“In the face of the pandemic, Lysol continues to work with a wide range of scientific and health experts to educate the public on the importance of hygiene,” Rahul Kadyan, executive vice president of Reckitt Benckiser in North America, Lysol’s parent company, told CNN.

How Should You Be Using Disinfectant Products?

“EPA is committed to identifying new tools and providing accurate and up-to-date information to help the American public protect themselves and their families from the novel coronavirus,” EPA Administrator Andrew Wheeler said in a statement on the EPA website. “EPA’s review of products tested against this virus marks an important milestone in President Trump’s all of government approach to fighting the spread of COVID-19.”

While the EPA actually has a lengthy list of products that are strong enough to ward off “harder-to-kill” viruses, there have not been products directly tested against the coronavirus until now.

According to the EPA, to make sure you’re using disinfectants correctly you need to first make sure they are EPA-approved products. You should then read the product directions and contact time and make sure to pre-clean the surface you’re disinfecting. The EPA also advises you wear gloves while handling disinfectants and to wash your hands after using them.
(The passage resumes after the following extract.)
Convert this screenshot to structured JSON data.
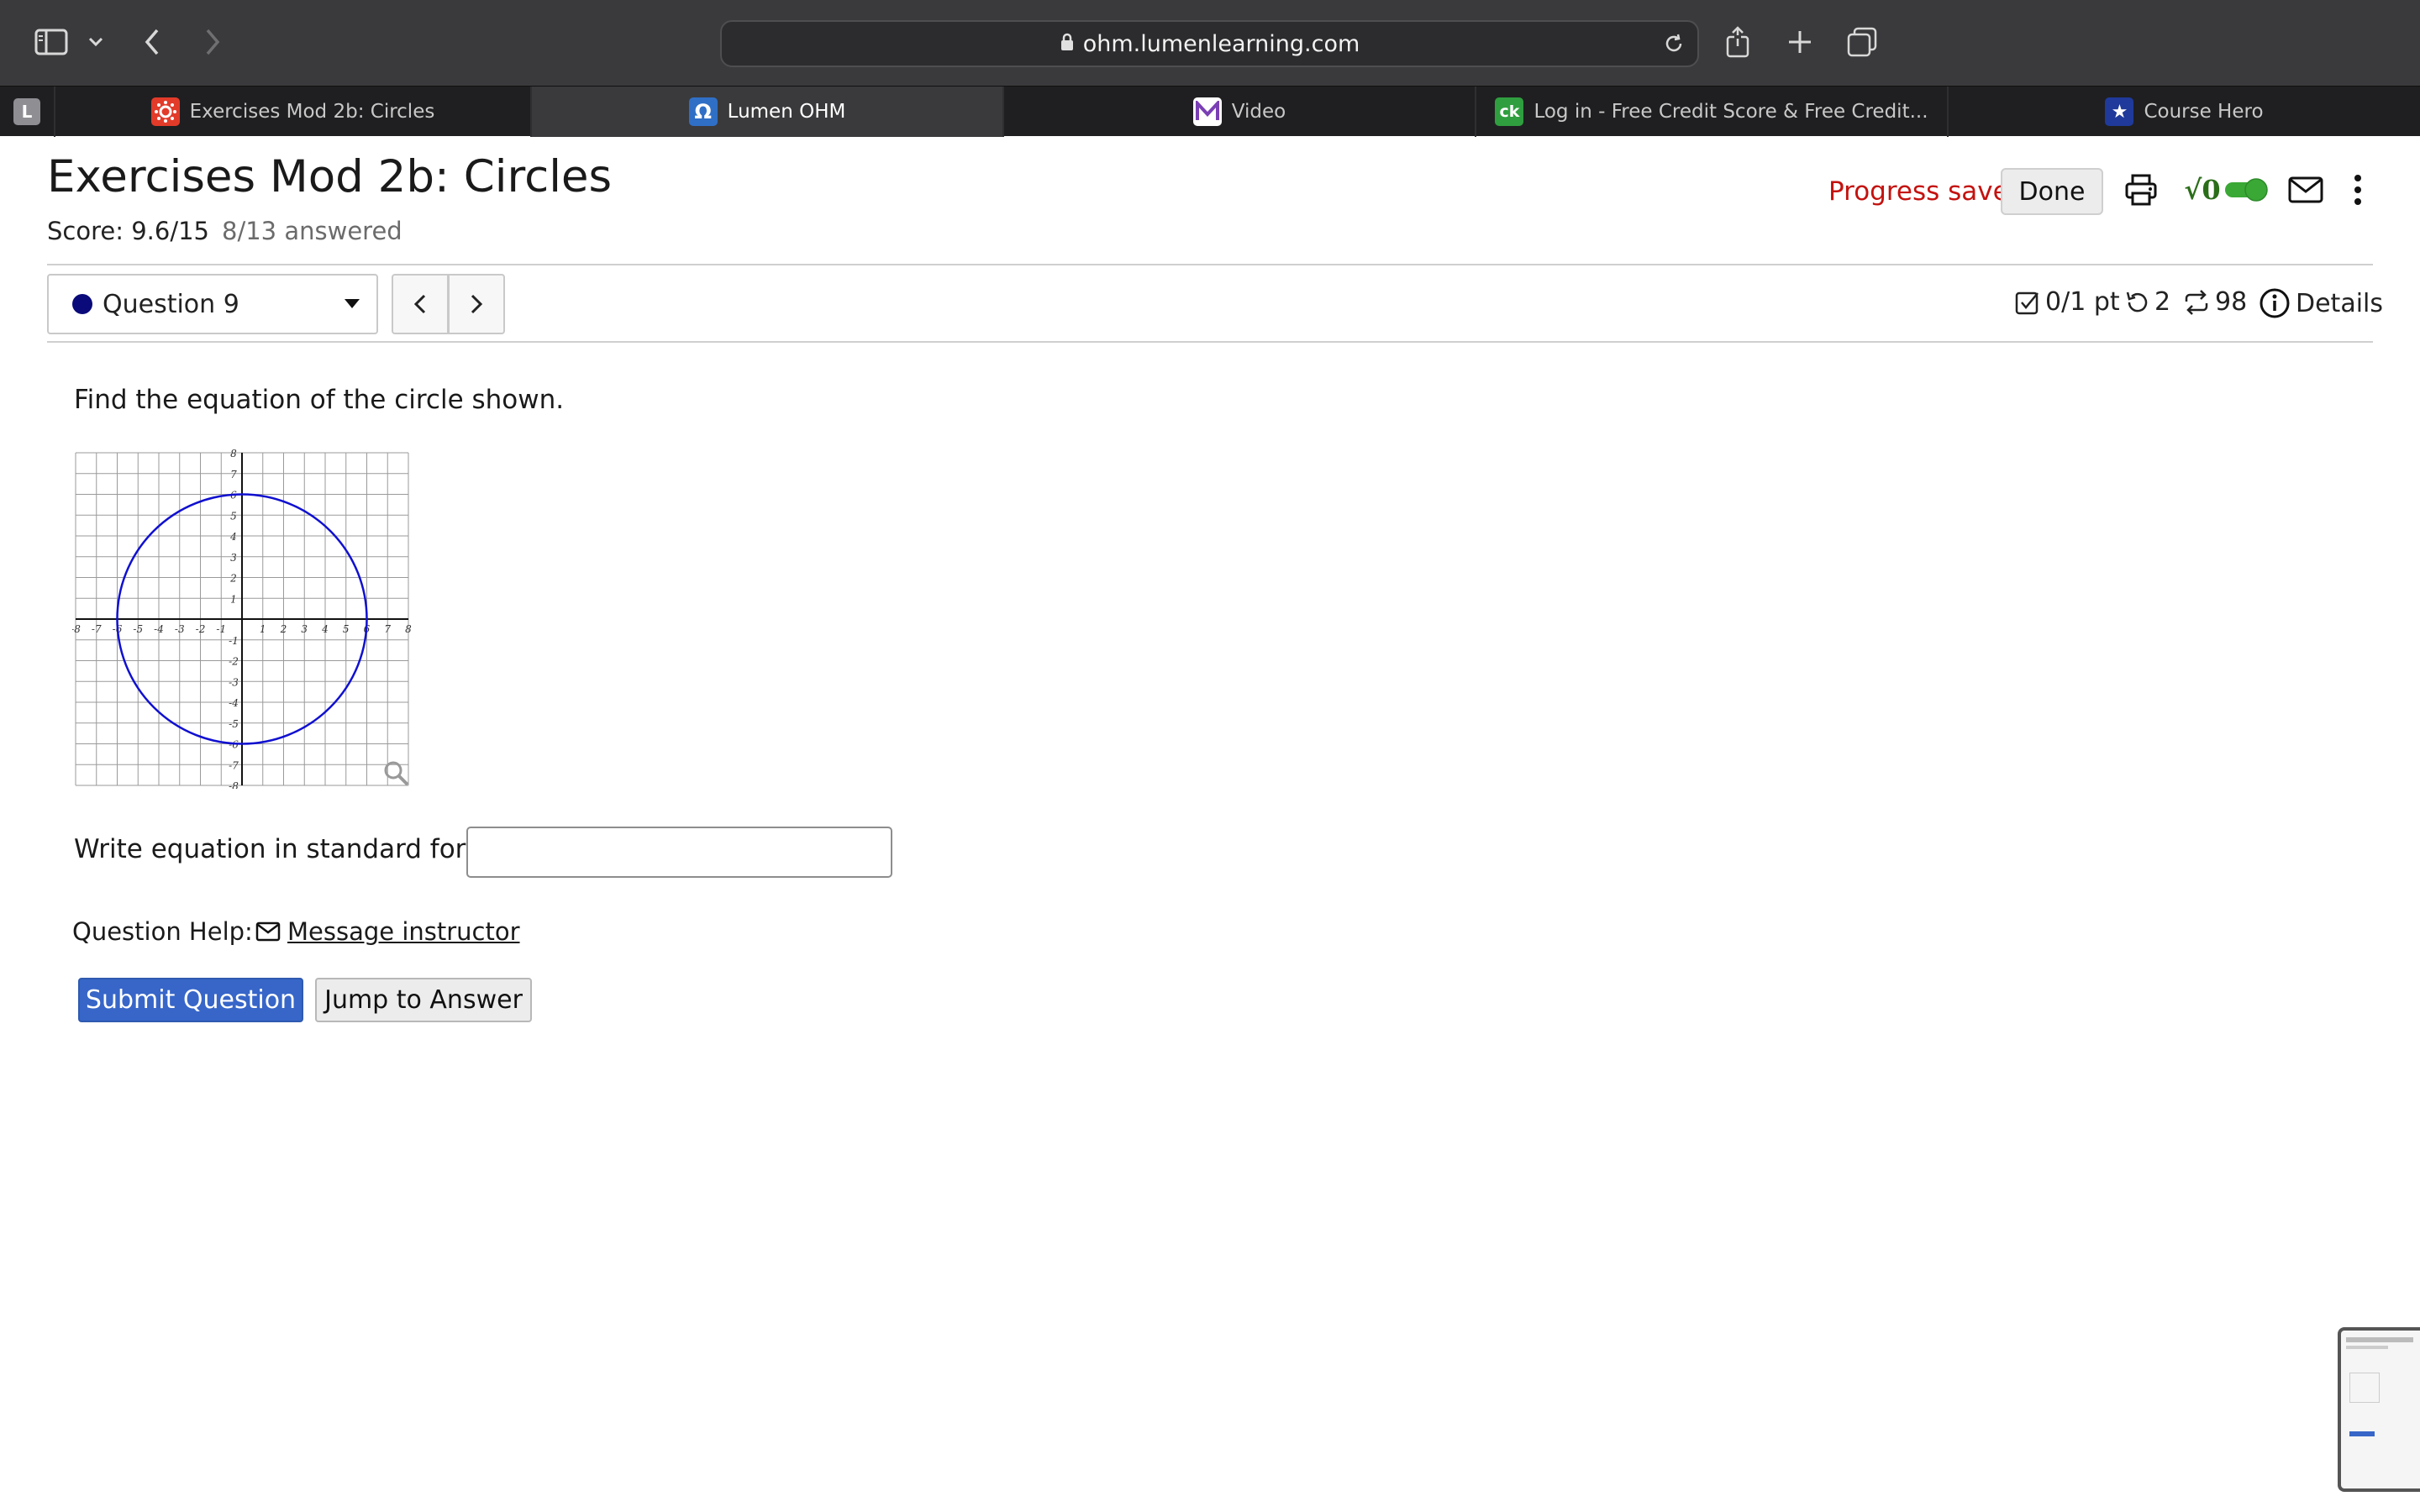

Next, check out these other household products that can kill coronavirus.

Reader's Digest
Originally Published on Reader's Digest